- _Problem_:
Give an exact copy of every entry.

(Data extracted from a collection)
※ ※ ※

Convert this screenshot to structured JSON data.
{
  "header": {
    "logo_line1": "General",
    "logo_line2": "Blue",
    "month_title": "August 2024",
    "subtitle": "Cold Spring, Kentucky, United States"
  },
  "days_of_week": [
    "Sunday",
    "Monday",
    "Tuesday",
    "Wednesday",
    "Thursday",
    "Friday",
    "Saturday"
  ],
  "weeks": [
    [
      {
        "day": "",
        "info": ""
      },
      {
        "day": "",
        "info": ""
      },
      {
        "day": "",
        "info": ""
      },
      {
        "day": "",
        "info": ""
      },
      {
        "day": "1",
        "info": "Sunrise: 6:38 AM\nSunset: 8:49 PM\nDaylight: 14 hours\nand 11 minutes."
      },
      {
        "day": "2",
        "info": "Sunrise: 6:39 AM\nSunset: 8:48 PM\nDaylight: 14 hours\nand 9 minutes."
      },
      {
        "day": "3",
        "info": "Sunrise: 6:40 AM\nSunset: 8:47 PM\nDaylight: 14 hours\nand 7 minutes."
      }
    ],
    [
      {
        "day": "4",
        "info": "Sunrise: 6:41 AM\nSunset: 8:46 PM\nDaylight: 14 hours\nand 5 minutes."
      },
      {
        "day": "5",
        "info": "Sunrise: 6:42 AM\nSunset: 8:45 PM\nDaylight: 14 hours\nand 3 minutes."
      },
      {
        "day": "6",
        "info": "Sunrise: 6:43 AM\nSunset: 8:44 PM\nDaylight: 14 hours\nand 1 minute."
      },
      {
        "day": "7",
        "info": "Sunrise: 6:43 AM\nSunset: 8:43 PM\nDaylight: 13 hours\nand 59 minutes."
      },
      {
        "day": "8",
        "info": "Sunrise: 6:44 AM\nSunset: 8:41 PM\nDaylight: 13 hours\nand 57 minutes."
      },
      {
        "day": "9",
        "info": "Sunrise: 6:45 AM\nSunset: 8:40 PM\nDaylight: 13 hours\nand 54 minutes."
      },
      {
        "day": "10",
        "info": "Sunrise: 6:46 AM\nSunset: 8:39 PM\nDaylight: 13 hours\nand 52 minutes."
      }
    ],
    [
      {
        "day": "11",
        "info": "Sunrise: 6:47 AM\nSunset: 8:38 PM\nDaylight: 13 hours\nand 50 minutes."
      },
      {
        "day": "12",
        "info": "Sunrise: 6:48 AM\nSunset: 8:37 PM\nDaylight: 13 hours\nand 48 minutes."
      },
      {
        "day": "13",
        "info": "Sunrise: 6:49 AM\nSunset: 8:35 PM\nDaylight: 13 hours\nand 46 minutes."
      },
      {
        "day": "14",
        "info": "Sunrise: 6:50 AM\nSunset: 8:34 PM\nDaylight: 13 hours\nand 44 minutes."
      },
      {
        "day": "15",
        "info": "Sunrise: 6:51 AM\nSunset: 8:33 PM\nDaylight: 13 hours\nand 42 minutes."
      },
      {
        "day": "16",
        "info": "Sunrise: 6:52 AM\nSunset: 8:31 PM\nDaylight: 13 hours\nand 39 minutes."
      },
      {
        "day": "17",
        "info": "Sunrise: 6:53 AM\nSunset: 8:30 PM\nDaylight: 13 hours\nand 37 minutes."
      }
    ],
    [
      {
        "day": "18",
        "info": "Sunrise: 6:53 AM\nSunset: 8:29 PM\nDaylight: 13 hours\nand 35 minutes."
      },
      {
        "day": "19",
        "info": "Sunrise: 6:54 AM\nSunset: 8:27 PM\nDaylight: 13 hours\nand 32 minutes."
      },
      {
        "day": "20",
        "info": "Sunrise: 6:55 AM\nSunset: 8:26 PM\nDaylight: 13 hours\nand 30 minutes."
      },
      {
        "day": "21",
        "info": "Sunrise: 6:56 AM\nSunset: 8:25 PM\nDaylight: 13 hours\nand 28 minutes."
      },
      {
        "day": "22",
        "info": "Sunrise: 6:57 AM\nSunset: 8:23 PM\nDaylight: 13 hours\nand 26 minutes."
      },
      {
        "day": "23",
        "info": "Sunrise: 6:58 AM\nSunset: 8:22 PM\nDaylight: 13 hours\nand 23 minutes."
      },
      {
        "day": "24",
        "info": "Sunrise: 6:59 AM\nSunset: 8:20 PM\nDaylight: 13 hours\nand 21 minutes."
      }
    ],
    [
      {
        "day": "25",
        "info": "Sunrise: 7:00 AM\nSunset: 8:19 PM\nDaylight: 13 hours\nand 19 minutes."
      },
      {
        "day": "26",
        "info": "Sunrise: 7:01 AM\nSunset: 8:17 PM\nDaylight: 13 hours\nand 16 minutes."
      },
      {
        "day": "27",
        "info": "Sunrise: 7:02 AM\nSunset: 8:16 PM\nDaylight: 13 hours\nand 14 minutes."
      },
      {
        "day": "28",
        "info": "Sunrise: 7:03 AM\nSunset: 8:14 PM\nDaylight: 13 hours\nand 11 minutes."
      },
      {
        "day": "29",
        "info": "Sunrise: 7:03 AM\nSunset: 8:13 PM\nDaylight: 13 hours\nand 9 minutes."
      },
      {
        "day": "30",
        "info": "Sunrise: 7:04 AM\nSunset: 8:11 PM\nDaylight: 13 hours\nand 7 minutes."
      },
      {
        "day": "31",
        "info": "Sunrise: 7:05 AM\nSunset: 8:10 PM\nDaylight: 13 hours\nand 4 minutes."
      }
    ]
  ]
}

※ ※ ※

- _Result below_:
Convert this screenshot to structured JSON data.
{
  "header": {
    "logo_line1": "General",
    "logo_line2": "Blue",
    "month_title": "August 2024",
    "subtitle": "Cold Spring, Kentucky, United States"
  },
  "days_of_week": [
    "Sunday",
    "Monday",
    "Tuesday",
    "Wednesday",
    "Thursday",
    "Friday",
    "Saturday"
  ],
  "weeks": [
    [
      {
        "day": "",
        "info": ""
      },
      {
        "day": "",
        "info": ""
      },
      {
        "day": "",
        "info": ""
      },
      {
        "day": "",
        "info": ""
      },
      {
        "day": "1",
        "info": "Sunrise: 6:38 AM\nSunset: 8:49 PM\nDaylight: 14 hours\nand 11 minutes."
      },
      {
        "day": "2",
        "info": "Sunrise: 6:39 AM\nSunset: 8:48 PM\nDaylight: 14 hours\nand 9 minutes."
      },
      {
        "day": "3",
        "info": "Sunrise: 6:40 AM\nSunset: 8:47 PM\nDaylight: 14 hours\nand 7 minutes."
      }
    ],
    [
      {
        "day": "4",
        "info": "Sunrise: 6:41 AM\nSunset: 8:46 PM\nDaylight: 14 hours\nand 5 minutes."
      },
      {
        "day": "5",
        "info": "Sunrise: 6:42 AM\nSunset: 8:45 PM\nDaylight: 14 hours\nand 3 minutes."
      },
      {
        "day": "6",
        "info": "Sunrise: 6:43 AM\nSunset: 8:44 PM\nDaylight: 14 hours\nand 1 minute."
      },
      {
        "day": "7",
        "info": "Sunrise: 6:43 AM\nSunset: 8:43 PM\nDaylight: 13 hours\nand 59 minutes."
      },
      {
        "day": "8",
        "info": "Sunrise: 6:44 AM\nSunset: 8:41 PM\nDaylight: 13 hours\nand 57 minutes."
      },
      {
        "day": "9",
        "info": "Sunrise: 6:45 AM\nSunset: 8:40 PM\nDaylight: 13 hours\nand 54 minutes."
      },
      {
        "day": "10",
        "info": "Sunrise: 6:46 AM\nSunset: 8:39 PM\nDaylight: 13 hours\nand 52 minutes."
      }
    ],
    [
      {
        "day": "11",
        "info": "Sunrise: 6:47 AM\nSunset: 8:38 PM\nDaylight: 13 hours\nand 50 minutes."
      },
      {
        "day": "12",
        "info": "Sunrise: 6:48 AM\nSunset: 8:37 PM\nDaylight: 13 hours\nand 48 minutes."
      },
      {
        "day": "13",
        "info": "Sunrise: 6:49 AM\nSunset: 8:35 PM\nDaylight: 13 hours\nand 46 minutes."
      },
      {
        "day": "14",
        "info": "Sunrise: 6:50 AM\nSunset: 8:34 PM\nDaylight: 13 hours\nand 44 minutes."
      },
      {
        "day": "15",
        "info": "Sunrise: 6:51 AM\nSunset: 8:33 PM\nDaylight: 13 hours\nand 42 minutes."
      },
      {
        "day": "16",
        "info": "Sunrise: 6:52 AM\nSunset: 8:31 PM\nDaylight: 13 hours\nand 39 minutes."
      },
      {
        "day": "17",
        "info": "Sunrise: 6:53 AM\nSunset: 8:30 PM\nDaylight: 13 hours\nand 37 minutes."
      }
    ],
    [
      {
        "day": "18",
        "info": "Sunrise: 6:53 AM\nSunset: 8:29 PM\nDaylight: 13 hours\nand 35 minutes."
      },
      {
        "day": "19",
        "info": "Sunrise: 6:54 AM\nSunset: 8:27 PM\nDaylight: 13 hours\nand 32 minutes."
      },
      {
        "day": "20",
        "info": "Sunrise: 6:55 AM\nSunset: 8:26 PM\nDaylight: 13 hours\nand 30 minutes."
      },
      {
        "day": "21",
        "info": "Sunrise: 6:56 AM\nSunset: 8:25 PM\nDaylight: 13 hours\nand 28 minutes."
      },
      {
        "day": "22",
        "info": "Sunrise: 6:57 AM\nSunset: 8:23 PM\nDaylight: 13 hours\nand 26 minutes."
      },
      {
        "day": "23",
        "info": "Sunrise: 6:58 AM\nSunset: 8:22 PM\nDaylight: 13 hours\nand 23 minutes."
      },
      {
        "day": "24",
        "info": "Sunrise: 6:59 AM\nSunset: 8:20 PM\nDaylight: 13 hours\nand 21 minutes."
      }
    ],
    [
      {
        "day": "25",
        "info": "Sunrise: 7:00 AM\nSunset: 8:19 PM\nDaylight: 13 hours\nand 19 minutes."
      },
      {
        "day": "26",
        "info": "Sunrise: 7:01 AM\nSunset: 8:17 PM\nDaylight: 13 hours\nand 16 minutes."
      },
      {
        "day": "27",
        "info": "Sunrise: 7:02 AM\nSunset: 8:16 PM\nDaylight: 13 hours\nand 14 minutes."
      },
      {
        "day": "28",
        "info": "Sunrise: 7:03 AM\nSunset: 8:14 PM\nDaylight: 13 hours\nand 11 minutes."
      },
      {
        "day": "29",
        "info": "Sunrise: 7:03 AM\nSunset: 8:13 PM\nDaylight: 13 hours\nand 9 minutes."
      },
      {
        "day": "30",
        "info": "Sunrise: 7:04 AM\nSunset: 8:11 PM\nDaylight: 13 hours\nand 7 minutes."
      },
      {
        "day": "31",
        "info": "Sunrise: 7:05 AM\nSunset: 8:10 PM\nDaylight: 13 hours\nand 4 minutes."
      }
    ]
  ]
}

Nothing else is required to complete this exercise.